Presumption is a sequel to Jane Austen’s “Pride and Prejudice”, written by Julia Braun Kessler and Gabrielle Donnelly as ‘Julia Barrett’. At the end of Miss Austen’s 17th century novel, Elizabeth Bennet married Fitzwilliam Darcy. It was obvious to Gentle Reader that married life was not going to be plain sailing for two such strong-willed characters, and so it runs out in this novel. “Presumption” is written in the same formal yet witty style as Miss Austen’s and it is to their credit that Kessler and Donnelly never allow 20th century attitudes or language to spoil the story. By contrast, Georgette Hayer’s enjoyable Regency novels are set in the same period, yet they could not have been written by anyone but a more modern author.

Presumption is a little disappointing however. The authors seem to have been unable to think of a story based around Elizabeth and Darcy. Instead the story revolves around Darcy’s younger sister Georgiana. In “Pride and Prejudice”, Georgiana is narrowly rescued from a disastrous elopement with a distant cousin, Whickham, and now there is more trouble for the Darcy family. Georgiana has vowed never to loose her head and her heart again. But one Captain Haywood begins to woo her with determination, armed with Lord Byron’s verses. Meanwhile, her brother’s architect, Leigh-Cooper, adds to her confusion.
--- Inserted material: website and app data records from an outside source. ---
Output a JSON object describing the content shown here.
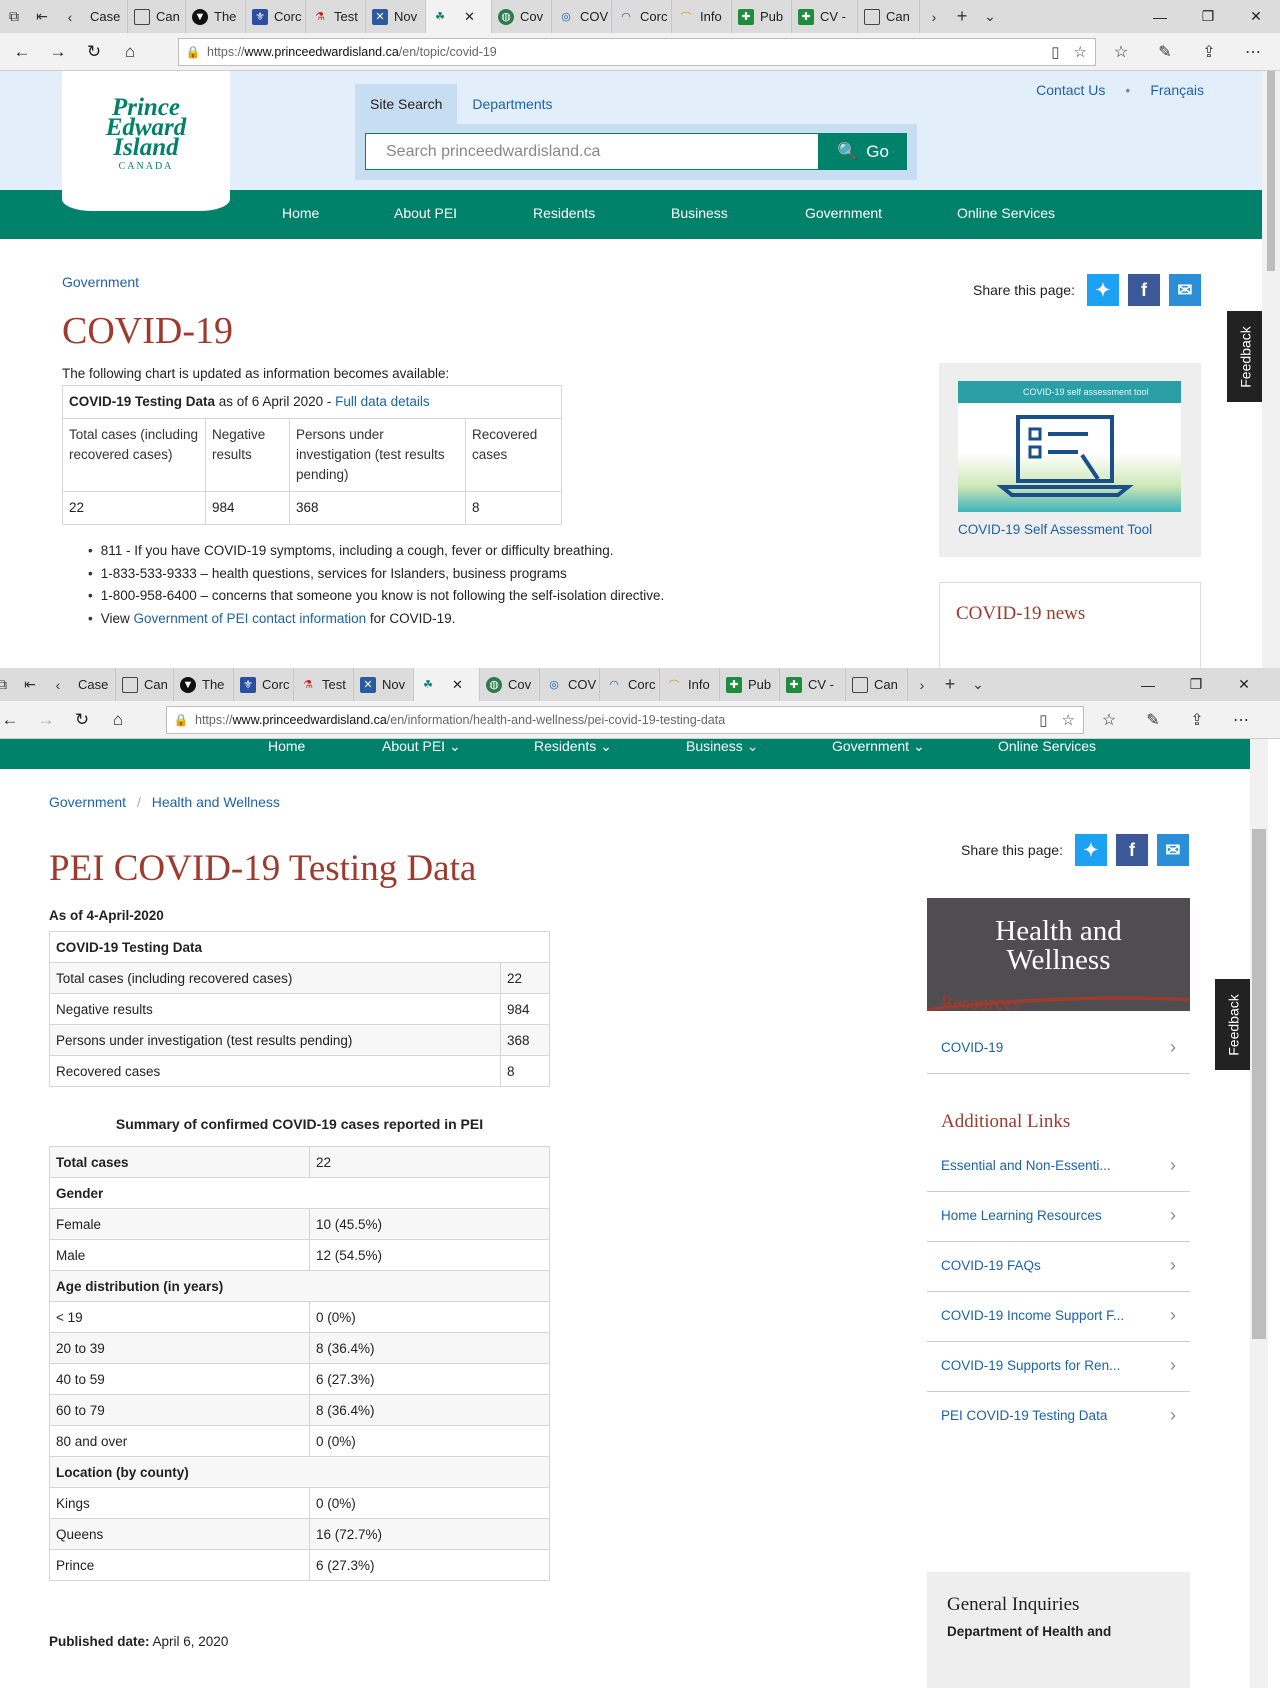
{
  "tabs": [
    "Case",
    "Can",
    "The",
    "Corc",
    "Test",
    "Nov",
    "",
    "Cov",
    "COV",
    "Corc",
    "Info",
    "Pub",
    "CV -",
    "Can"
  ],
  "window1": {
    "url_prefix": "https://",
    "url_domain": "www.princeedwardisland.ca",
    "url_path": "/en/topic/covid-19",
    "logo": {
      "line1": "Prince",
      "line2": "Edward",
      "line3": "Island",
      "line4": "CANADA"
    },
    "top_links": [
      "Contact Us",
      "Français"
    ],
    "search": {
      "tab_site": "Site Search",
      "tab_departments": "Departments",
      "placeholder": "Search princeedwardisland.ca",
      "go": "Go"
    },
    "nav": [
      "Home",
      "About PEI",
      "Residents",
      "Business",
      "Government",
      "Online Services"
    ],
    "breadcrumb": "Government",
    "share_label": "Share this page:",
    "title": "COVID-19",
    "intro": "The following chart is updated as information becomes available:",
    "table": {
      "caption_bold": "COVID-19 Testing Data",
      "caption_rest": " as of 6 April 2020 - ",
      "caption_link": "Full data details",
      "headers": [
        "Total cases (including recovered cases)",
        "Negative results",
        "Persons under investigation (test results pending)",
        "Recovered cases"
      ],
      "values": [
        "22",
        "984",
        "368",
        "8"
      ]
    },
    "bullets": [
      "811 - If you have COVID-19 symptoms, including a cough, fever or difficulty breathing.",
      "1-833-533-9333 – health questions, services for Islanders, business programs",
      "1-800-958-6400 – concerns that someone you know is not following the self-isolation directive."
    ],
    "bullet4_pre": "View ",
    "bullet4_link": "Government of PEI contact information",
    "bullet4_post": " for COVID-19.",
    "sa_banner": "COVID-19 self assessment tool",
    "sa_link": "COVID-19 Self Assessment Tool",
    "news": "COVID-19 news",
    "feedback": "Feedback"
  },
  "window2": {
    "url_prefix": "https://",
    "url_domain": "www.princeedwardisland.ca",
    "url_path": "/en/information/health-and-wellness/pei-covid-19-testing-data",
    "nav": [
      "Home",
      "About PEI",
      "Residents",
      "Business",
      "Government",
      "Online Services"
    ],
    "breadcrumb": [
      "Government",
      "Health and Wellness"
    ],
    "share_label": "Share this page:",
    "title": "PEI COVID-19 Testing Data",
    "as_of": "As of 4-April-2020",
    "testing_table": {
      "header": "COVID-19 Testing Data",
      "rows": [
        {
          "label": "Total cases (including recovered cases)",
          "value": "22"
        },
        {
          "label": "Negative results",
          "value": "984"
        },
        {
          "label": "Persons under investigation (test results pending)",
          "value": "368"
        },
        {
          "label": "Recovered cases",
          "value": "8"
        }
      ]
    },
    "summary_caption": "Summary of confirmed COVID-19 cases reported in PEI",
    "summary": {
      "total_label": "Total cases",
      "total_value": "22",
      "gender": "Gender",
      "female": "Female",
      "female_v": "10 (45.5%)",
      "male": "Male",
      "male_v": "12 (54.5%)",
      "age": "Age distribution (in years)",
      "a1": "< 19",
      "a1_v": "0 (0%)",
      "a2": "20 to 39",
      "a2_v": "8 (36.4%)",
      "a3": "40 to 59",
      "a3_v": "6 (27.3%)",
      "a4": "60 to 79",
      "a4_v": "8 (36.4%)",
      "a5": "80 and over",
      "a5_v": "0 (0%)",
      "location": "Location (by county)",
      "l1": "Kings",
      "l1_v": "0 (0%)",
      "l2": "Queens",
      "l2_v": "16 (72.7%)",
      "l3": "Prince",
      "l3_v": "6 (27.3%)"
    },
    "published_label": "Published date:",
    "published_value": " April 6, 2020",
    "hw_title_1": "Health and",
    "hw_title_2": "Wellness",
    "resources_head": "Resources",
    "resources": [
      "COVID-19"
    ],
    "additional_head": "Additional Links",
    "additional": [
      "Essential and Non-Essenti...",
      "Home Learning Resources",
      "COVID-19 FAQs",
      "COVID-19 Income Support F...",
      "COVID-19 Supports for Ren...",
      "PEI COVID-19 Testing Data"
    ],
    "gi_head": "General Inquiries",
    "gi_dept": "Department of Health and",
    "feedback": "Feedback"
  },
  "colors": {
    "green": "#00816a",
    "title_red": "#9f3a2f",
    "link_blue": "#1b62a8",
    "header_blue": "#e2eef9"
  }
}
In the original, pride and prejudice was owned in equal amounts by the haphazard Bennets and by the noble families of the county. In this version, the upper class residents presume that, having married beneath him, Darcy is doomed to a life of scandal and despair. Both novels use the uniquely British class system and all of Jane Austen’s sharply portrayed examples are included in the modern version. They haughty lady Catherine de Bourgh, the obsequious Mr Collins and Elizabeth’s hysterical mother are all so well drawn that it is easy to “see” them as they were in the old Greer Garson and Lawrence Olivier film. The novel is an enchanting homage to Jane Austen’s wit and skill.